Recommendations 1. The research team recognizes and appreciates the Government's increased financial support for kindergartens and considers it essential to encourage acceptance of EM students in Hong Kong kindergartens. However, the team recommends that additional assistance be provided for kindergartens with relatively little experience with EM students. It is also recommended that the Government enhance its promotion of the new five-tier subsidy among kindergartens, particularly among those without EM students, so that they know about the new funding opportunity.
2. In addition to funding, the research team suggested helping kindergartens develop a supportive network with other kindergartens, schools, social service and commercial organizations to better utilise community resources. The team recommended that the Government improve the accessibility of reference materials and resources for all kindergartens through electronic means.

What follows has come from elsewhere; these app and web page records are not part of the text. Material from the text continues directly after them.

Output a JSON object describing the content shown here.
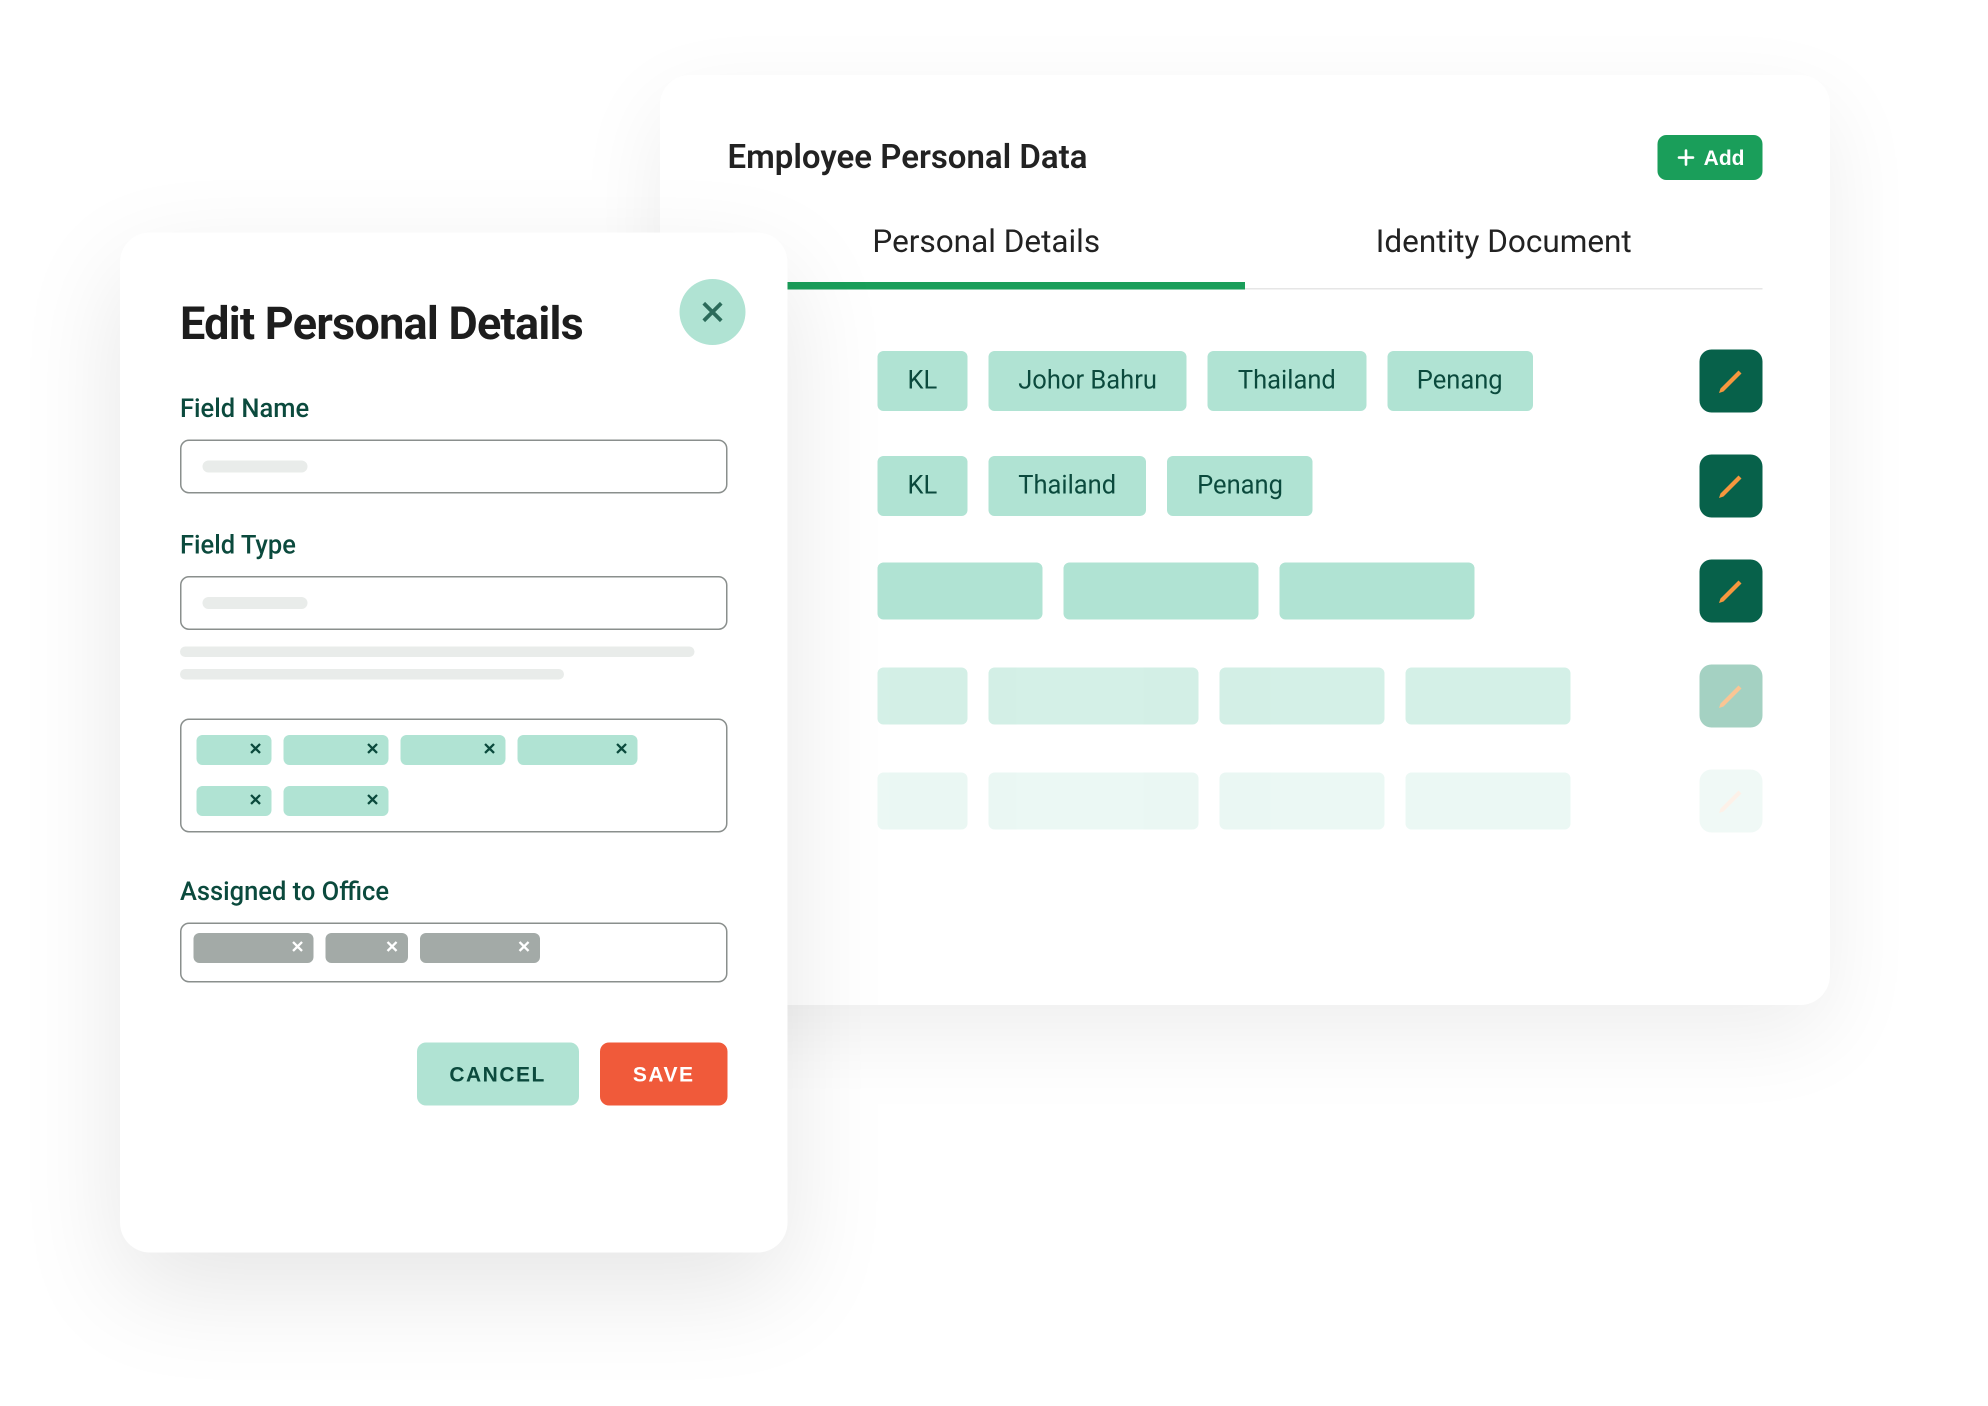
{
  "main": {
    "title": "Employee Personal Data",
    "add_label": "Add",
    "tabs": [
      {
        "label": "Personal Details",
        "active": true
      },
      {
        "label": "Identity Document",
        "active": false
      }
    ],
    "rows": [
      {
        "tags": [
          "KL",
          "Johor Bahru",
          "Thailand",
          "Penang"
        ],
        "has_edit": true
      },
      {
        "tags": [
          "KL",
          "Thailand",
          "Penang"
        ],
        "has_edit": true
      }
    ],
    "placeholder_rows": [
      {
        "widths": [
          110,
          130,
          130,
          110
        ],
        "opacity": "full"
      },
      {
        "widths": [
          60,
          140,
          110,
          110
        ],
        "opacity": "faded-1"
      },
      {
        "widths": [
          60,
          140,
          110,
          110
        ],
        "opacity": "faded-2"
      }
    ]
  },
  "modal": {
    "title": "Edit Personal Details",
    "field_name_label": "Field Name",
    "field_type_label": "Field  Type",
    "assigned_label": "Assigned to Office",
    "chip_widths_green": [
      50,
      70,
      70,
      80,
      50,
      70
    ],
    "chip_widths_grey": [
      80,
      55,
      80
    ],
    "cancel_label": "CANCEL",
    "save_label": "SAVE"
  }
}
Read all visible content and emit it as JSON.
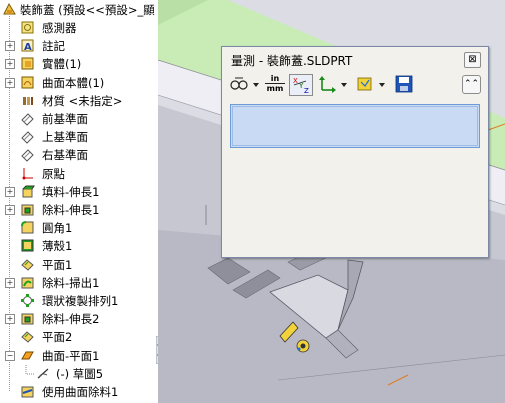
{
  "tree": {
    "root": "裝飾蓋 (預設<<預設>_顯",
    "items": [
      {
        "label": "感測器",
        "icon": "sensor-icon",
        "expand": false
      },
      {
        "label": "註記",
        "icon": "annotation-icon",
        "expand": true
      },
      {
        "label": "實體(1)",
        "icon": "solid-bodies-icon",
        "expand": true
      },
      {
        "label": "曲面本體(1)",
        "icon": "surface-bodies-icon",
        "expand": true
      },
      {
        "label": "材質 <未指定>",
        "icon": "material-icon",
        "expand": false
      },
      {
        "label": "前基準面",
        "icon": "plane-icon",
        "expand": false
      },
      {
        "label": "上基準面",
        "icon": "plane-icon",
        "expand": false
      },
      {
        "label": "右基準面",
        "icon": "plane-icon",
        "expand": false
      },
      {
        "label": "原點",
        "icon": "origin-icon",
        "expand": false
      },
      {
        "label": "填料-伸長1",
        "icon": "boss-extrude-icon",
        "expand": true
      },
      {
        "label": "除料-伸長1",
        "icon": "cut-extrude-icon",
        "expand": true
      },
      {
        "label": "圓角1",
        "icon": "fillet-icon",
        "expand": false
      },
      {
        "label": "薄殼1",
        "icon": "shell-icon",
        "expand": false
      },
      {
        "label": "平面1",
        "icon": "plane-feature-icon",
        "expand": false
      },
      {
        "label": "除料-掃出1",
        "icon": "cut-sweep-icon",
        "expand": true
      },
      {
        "label": "環狀複製排列1",
        "icon": "circular-pattern-icon",
        "expand": false
      },
      {
        "label": "除料-伸長2",
        "icon": "cut-extrude-icon",
        "expand": true
      },
      {
        "label": "平面2",
        "icon": "plane-feature-icon",
        "expand": false
      },
      {
        "label": "曲面-平面1",
        "icon": "surface-planar-icon",
        "expand": true,
        "expanded": true
      },
      {
        "label": "(-) 草圖5",
        "icon": "sketch-icon",
        "expand": false,
        "child": true
      },
      {
        "label": "使用曲面除料1",
        "icon": "surface-cut-icon",
        "expand": false
      }
    ]
  },
  "dialog": {
    "title": "量測 - 裝飾蓋.SLDPRT",
    "units_top": "in",
    "units_bottom": "mm",
    "close_glyph": "⊠",
    "collapse_glyph": "⌃⌃"
  },
  "colors": {
    "result_bg": "#c9daf4",
    "viewport_green": "#c9ecb7",
    "accent_orange": "#e07b1c"
  }
}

3. With more and more kindergartens starting to admit EM students, non-government organizations (NGOs) and research institutions should pay more attention to kindergartens with fewer EM students (fewer than 16 EM students).

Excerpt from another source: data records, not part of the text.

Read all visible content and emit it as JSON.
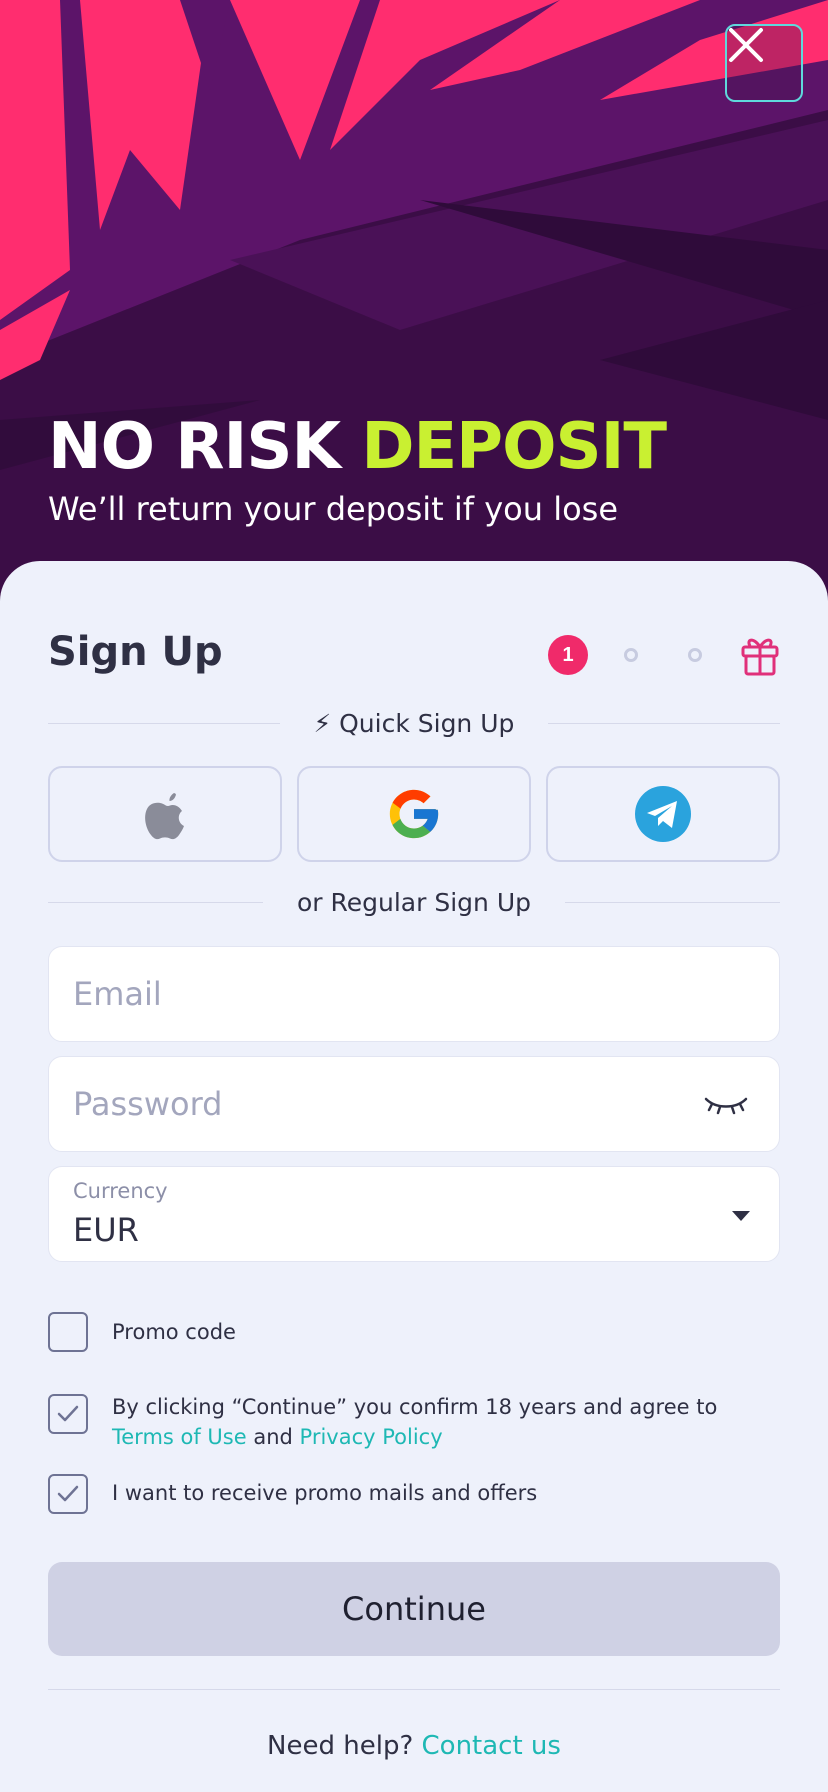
{
  "hero": {
    "title_main": "NO RISK ",
    "title_accent": "DEPOSIT",
    "subtitle": "We’ll return your deposit if you lose",
    "accent_color": "#c9f031",
    "close_icon": "close-icon"
  },
  "signup": {
    "title": "Sign Up",
    "current_step": "1",
    "steps_total": 3,
    "step_icon": "gift-icon",
    "quick_label": "⚡ Quick Sign Up",
    "social": [
      {
        "name": "apple-icon"
      },
      {
        "name": "google-icon"
      },
      {
        "name": "telegram-icon"
      }
    ],
    "regular_label": "or Regular Sign Up"
  },
  "form": {
    "email_placeholder": "Email",
    "password_placeholder": "Password",
    "password_toggle_icon": "eye-closed-icon",
    "currency_label": "Currency",
    "currency_value": "EUR",
    "promo_label": "Promo code",
    "promo_checked": false,
    "terms": {
      "prefix": "By clicking “Continue” you confirm 18 years and agree to ",
      "terms_link": "Terms of Use",
      "middle": " and ",
      "privacy_link": "Privacy Policy",
      "checked": true
    },
    "mails_label": "I want to receive promo mails and offers",
    "mails_checked": true,
    "continue_label": "Continue"
  },
  "footer": {
    "help_text": "Need help? ",
    "contact_link": "Contact us",
    "link_color": "#1eb8b4"
  }
}
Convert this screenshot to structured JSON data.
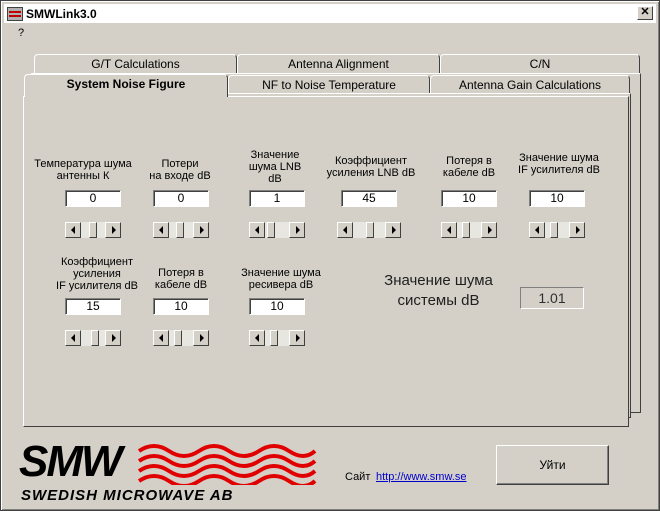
{
  "window": {
    "title": "SMWLink3.0"
  },
  "menu": {
    "help": "?"
  },
  "tabs": {
    "row_back": [
      "G/T Calculations",
      "Antenna Alignment",
      "C/N"
    ],
    "row_front": [
      "System Noise Figure",
      "NF to Noise Temperature",
      "Antenna Gain Calculations"
    ],
    "active": "System Noise Figure"
  },
  "fields": [
    {
      "label": "Температура шума\nантенны К",
      "value": "0",
      "thumb": 0.5
    },
    {
      "label": "Потери\nна входе dB",
      "value": "0",
      "thumb": 0.45
    },
    {
      "label": "Значение\nшума LNB\ndB",
      "value": "1",
      "thumb": 0.1
    },
    {
      "label": "Коэффициент\nусиления  LNB dB",
      "value": "45",
      "thumb": 0.55
    },
    {
      "label": "Потеря в\nкабеле dB",
      "value": "10",
      "thumb": 0.3
    },
    {
      "label": "Значение  шума\nIF усилителя dB",
      "value": "10",
      "thumb": 0.3
    },
    {
      "label": "Коэффициент\nусиления\nIF усилителя dB",
      "value": "15",
      "thumb": 0.6
    },
    {
      "label": "Потеря в\nкабеле dB",
      "value": "10",
      "thumb": 0.3
    },
    {
      "label": "Значение шума\nресивера dB",
      "value": "10",
      "thumb": 0.3
    }
  ],
  "result": {
    "label": "Значение шума\nсистемы dB",
    "value": "1.01"
  },
  "footer": {
    "logo_text": "SMW",
    "logo_sub": "SWEDISH MICROWAVE AB",
    "site_label": "Сайт",
    "site_link": "http://www.smw.se",
    "exit_label": "Уйти"
  },
  "colors": {
    "logo_waves": "#e00000",
    "link": "#0000cc"
  }
}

When presenting the research findings, Dr Jessie Wong Ming-sin, Assistant Professor in the School of Education and Languages of HKMU, remarked, "Many kindergartens reflected that the major obstacle they faced when admitting ethnic minority students is the lack of manpower and experience. It is hoped that the research findings will provide useful information to facilitate the formulation of relevant policies for young children of different ethnicities and to promote a racially inclusive society."
The Chairman of the HKCRA, Prof. Hazel Lam Mei-yung, said, "The Government can play a leading role to develop a support network by inviting representatives from the early childhood education sector, NGOs, social services, and commercial organizations to provide necessary support for kindergartens and ethnic minority students."
About Hong Kong Metropolitan University Established by the Government in 1989, Hong Kong Metropolitan University (HKMU), formerly The Open University of Hong Kong, is the largest self-financed university in Hong Kong. In addition to offering full-time undergraduate, taught postgraduate, and research postgraduate programmes, HKMU provides distance education for aspiring learners and is committed to promoting research. Through its seven Schools, HKMU offers professional programmes tailored to society's needs, including areas in high demand, such as nursing, physiotherapy, medical laboratory science, creative arts, testing and certification, early childhood education, and corporate governance. HKMU's efforts and achievements in providing professional education are evidenced by the largest share of subsidized places under the Government’s Study Subsidy Scheme for Designated Professions and Sectors (SSSDP) in Hong Kong.
About Hong Kong Child-Rity Association The Hong Kong Child-Rity Association (HKCRA) is a recognized charitable organization in Hong Kong established in 2014. The mission of HKCRA is to bring together early childhood education organizations, frontline educators, teacher education institutions, and scholars to provide quality education, care, and support services to children under the age of 8. It specifically works on improving the wellbeing, rights, and education for the children of poverty and in need.
Strictly Necessary Cookies
Strictly Necessary Cookie should be enabled at all times so that we can save your preferences for cookie settings.
If you disable this cookie, we will not be able to save your preferences. This means that every time you visit this website you will need to enable or disable cookies again.